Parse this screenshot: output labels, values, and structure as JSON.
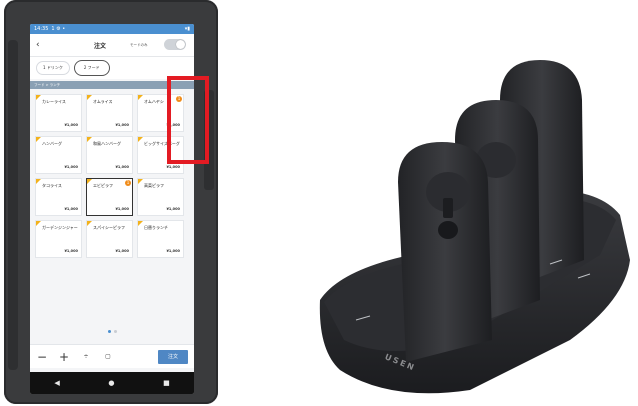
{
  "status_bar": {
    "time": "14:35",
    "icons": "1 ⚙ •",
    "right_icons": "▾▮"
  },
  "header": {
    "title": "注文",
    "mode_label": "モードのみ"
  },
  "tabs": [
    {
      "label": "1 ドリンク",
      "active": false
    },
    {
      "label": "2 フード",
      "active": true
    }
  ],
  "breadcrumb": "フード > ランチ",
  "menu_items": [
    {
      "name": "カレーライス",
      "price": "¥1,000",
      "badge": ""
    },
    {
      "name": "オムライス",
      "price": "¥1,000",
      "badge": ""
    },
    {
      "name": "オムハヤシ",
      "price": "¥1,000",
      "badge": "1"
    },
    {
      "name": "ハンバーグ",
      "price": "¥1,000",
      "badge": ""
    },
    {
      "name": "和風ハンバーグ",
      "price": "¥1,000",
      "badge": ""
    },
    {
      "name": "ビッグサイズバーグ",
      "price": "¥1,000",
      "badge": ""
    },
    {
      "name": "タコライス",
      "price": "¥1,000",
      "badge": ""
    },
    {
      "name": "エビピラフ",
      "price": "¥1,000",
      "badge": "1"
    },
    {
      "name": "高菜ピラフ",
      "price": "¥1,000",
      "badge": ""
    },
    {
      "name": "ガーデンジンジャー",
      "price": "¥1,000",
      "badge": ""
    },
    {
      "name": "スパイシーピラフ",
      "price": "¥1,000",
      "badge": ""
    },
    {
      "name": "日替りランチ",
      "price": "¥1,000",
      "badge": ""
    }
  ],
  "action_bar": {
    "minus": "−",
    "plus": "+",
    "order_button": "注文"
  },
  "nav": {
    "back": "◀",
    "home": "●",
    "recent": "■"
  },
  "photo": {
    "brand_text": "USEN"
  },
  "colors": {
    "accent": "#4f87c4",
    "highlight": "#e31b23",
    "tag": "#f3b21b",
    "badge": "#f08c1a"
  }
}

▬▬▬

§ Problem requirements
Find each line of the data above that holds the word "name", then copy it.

§ Result of the task
      "name": "カレーライス",
      "name": "オムライス",
      "name": "オムハヤシ",
      "name": "ハンバーグ",
      "name": "和風ハンバーグ",
      "name": "ビッグサイズバーグ",
      "name": "タコライス",
      "name": "エビピラフ",
      "name": "高菜ピラフ",
      "name": "ガーデンジンジャー",
      "name": "スパイシーピラフ",
      "name": "日替りランチ",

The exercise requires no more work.